Dual voltage controlled amplifier (AMORE)

The prototype version of the board. There are a few differences compared to the final board.

This simple module consists of two logarithmic VCAs and – as an additional bonus – a noise generator. The latter is a clone of the Roland TR-808 and generates white noise. It has a separate output but can be routed through one of the VCAs if you want to voltage control the noise amplitude. If you don't require the noise generator, you can just omit the parts for it.

The VCAs are based on the LM13600 (or LM13700) and produce a clean sound, with a fairly low noise level. The VCAs are DC-coupled so you can use them to process control voltages in addition to audio signals.

The LM13600 OTA is rather difficult to find nowadays but the LM13700 seems to be still in production. I have tested the circuit with both OTA types and it seems the LM13700 has slightly lower gain but otherwise works exactly like the LM13600. So if you use the LM13700, you might want to increase the feedback resistor on the output op-amp from 47k to 56k or 62k so you get unity gain when CV is either 0 or 10V.
The noise generator uses a 2SC828 transistor as a noise source. This is the transistor originally used in the TR-808. Other noisy NPN transistors should work too. You can try different transistors and select the noisiest one. If you route the noise output to one of the VCA inputs, you should add a 100 kohm resistor inbetween.

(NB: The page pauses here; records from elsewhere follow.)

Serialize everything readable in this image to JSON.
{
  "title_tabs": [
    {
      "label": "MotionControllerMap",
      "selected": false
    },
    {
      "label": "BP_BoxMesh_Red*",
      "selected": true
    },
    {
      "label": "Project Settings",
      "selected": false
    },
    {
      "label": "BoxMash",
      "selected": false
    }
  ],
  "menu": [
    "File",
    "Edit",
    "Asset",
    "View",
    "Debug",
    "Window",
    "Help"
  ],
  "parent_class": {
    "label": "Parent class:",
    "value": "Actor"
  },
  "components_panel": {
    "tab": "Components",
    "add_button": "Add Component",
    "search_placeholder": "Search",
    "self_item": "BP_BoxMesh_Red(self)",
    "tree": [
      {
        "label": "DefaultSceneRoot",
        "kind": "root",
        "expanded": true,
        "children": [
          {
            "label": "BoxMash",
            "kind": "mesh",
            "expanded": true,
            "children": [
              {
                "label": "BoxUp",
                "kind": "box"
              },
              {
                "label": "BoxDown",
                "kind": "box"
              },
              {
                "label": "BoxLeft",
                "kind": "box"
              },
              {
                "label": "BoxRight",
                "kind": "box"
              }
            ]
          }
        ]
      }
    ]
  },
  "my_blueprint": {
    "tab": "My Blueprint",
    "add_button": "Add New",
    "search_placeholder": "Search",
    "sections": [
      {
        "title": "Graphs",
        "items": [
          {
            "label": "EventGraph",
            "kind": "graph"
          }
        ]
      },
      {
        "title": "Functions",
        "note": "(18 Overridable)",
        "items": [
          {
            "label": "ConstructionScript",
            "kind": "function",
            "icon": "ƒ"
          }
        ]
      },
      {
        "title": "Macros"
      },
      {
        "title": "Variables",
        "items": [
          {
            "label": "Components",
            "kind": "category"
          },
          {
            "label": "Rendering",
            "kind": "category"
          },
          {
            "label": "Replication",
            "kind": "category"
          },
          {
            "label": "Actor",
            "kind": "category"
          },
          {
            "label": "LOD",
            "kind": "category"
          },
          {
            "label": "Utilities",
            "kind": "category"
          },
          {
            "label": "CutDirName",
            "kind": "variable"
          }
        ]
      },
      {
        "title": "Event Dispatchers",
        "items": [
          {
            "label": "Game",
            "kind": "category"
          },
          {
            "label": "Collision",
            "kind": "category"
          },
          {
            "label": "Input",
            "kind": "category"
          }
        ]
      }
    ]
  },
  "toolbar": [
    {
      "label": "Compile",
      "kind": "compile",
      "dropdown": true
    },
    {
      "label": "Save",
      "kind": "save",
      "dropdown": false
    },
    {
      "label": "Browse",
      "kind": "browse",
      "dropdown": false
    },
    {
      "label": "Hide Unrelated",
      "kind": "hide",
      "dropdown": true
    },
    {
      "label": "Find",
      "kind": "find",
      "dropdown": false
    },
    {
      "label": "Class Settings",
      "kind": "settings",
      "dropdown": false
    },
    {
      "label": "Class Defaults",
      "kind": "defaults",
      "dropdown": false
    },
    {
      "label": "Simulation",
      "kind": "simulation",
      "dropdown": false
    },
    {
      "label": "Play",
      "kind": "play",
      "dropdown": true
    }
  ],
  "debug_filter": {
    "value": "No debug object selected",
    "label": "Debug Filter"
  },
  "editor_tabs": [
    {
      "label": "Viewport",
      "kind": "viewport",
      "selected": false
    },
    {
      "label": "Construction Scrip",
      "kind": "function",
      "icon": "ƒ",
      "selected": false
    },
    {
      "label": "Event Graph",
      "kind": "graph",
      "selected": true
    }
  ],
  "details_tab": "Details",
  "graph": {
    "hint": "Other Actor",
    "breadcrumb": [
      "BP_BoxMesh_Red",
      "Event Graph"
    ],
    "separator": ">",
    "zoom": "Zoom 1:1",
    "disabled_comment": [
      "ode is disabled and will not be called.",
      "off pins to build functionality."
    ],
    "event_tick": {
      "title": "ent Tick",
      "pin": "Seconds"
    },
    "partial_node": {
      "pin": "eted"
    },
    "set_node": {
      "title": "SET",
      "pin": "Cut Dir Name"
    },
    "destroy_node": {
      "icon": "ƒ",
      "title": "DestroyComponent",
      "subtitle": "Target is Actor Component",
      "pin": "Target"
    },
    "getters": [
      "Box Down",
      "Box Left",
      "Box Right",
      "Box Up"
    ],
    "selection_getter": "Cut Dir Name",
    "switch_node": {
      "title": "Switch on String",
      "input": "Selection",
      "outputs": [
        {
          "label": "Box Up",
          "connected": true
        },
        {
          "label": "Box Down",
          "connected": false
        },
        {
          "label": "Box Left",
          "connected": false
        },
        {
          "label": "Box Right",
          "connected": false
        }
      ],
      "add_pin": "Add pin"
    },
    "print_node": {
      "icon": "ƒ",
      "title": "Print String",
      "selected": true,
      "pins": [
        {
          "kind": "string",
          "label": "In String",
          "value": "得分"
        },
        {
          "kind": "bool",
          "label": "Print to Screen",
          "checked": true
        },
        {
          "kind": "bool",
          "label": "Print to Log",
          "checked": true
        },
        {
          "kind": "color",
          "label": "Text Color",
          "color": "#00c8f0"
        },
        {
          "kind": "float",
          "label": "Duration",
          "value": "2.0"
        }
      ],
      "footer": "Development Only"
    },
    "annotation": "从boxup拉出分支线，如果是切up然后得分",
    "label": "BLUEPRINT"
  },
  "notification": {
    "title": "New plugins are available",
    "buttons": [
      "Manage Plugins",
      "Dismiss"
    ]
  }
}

Bill of materials

You should have access to the parts in the general bill of materials.
In addition, you need the following less common parts:

2SC828 Noisy NPN transistor

Trimming

There are two trimmers for each VCA and one for the noise generator:

VCA offset
Adjust the trimmers so there is minimal change in the DC voltage at the output when you sweep the CV with no input signal.

CV offset
Set the CV knob to max, connect a VCO to the VCA input and adjust this trimmer until the output signal stops to increase (or starts to decrease, depending on which way you turn).

Noise level
The noise generator has a trimmer fr setting noise amplitude. It's a bit difficult to set this with an oscilloscope. It's better to listen to the noise in speakers and adjust it until the noise is approximately as loud as the waveforms from a VCO.

Skill level required: LOW

This module needs no matching of components and uses no hard to find parts.

Circuit board layout (PDF-file)

Component placement (PDF-file)

Schematics

Connector pin

signal

on this module

1

1 oct/V

not used

2

in 1

input to VCA 1

3

CV 1

not used

4

CV 2

not used

5

CV 3

amplitude CV 1

6

-15 V

-15 V

7

out 1

output from VCA 1

8

-1 V

-1 V

9

gnd

gnd

10

key

-

11

switch 1

bypass VCA 1

12

switch 2

bypass VCA 2

13

out 2

output from VCA 2

14

+15 V

+15 V

15

+10 V

not used

16

aux output

noise output

17

in 2

 input to VCA 2

18

CV 4

not used

19

CV 5

not used

20

CV 6

amplitude CV 1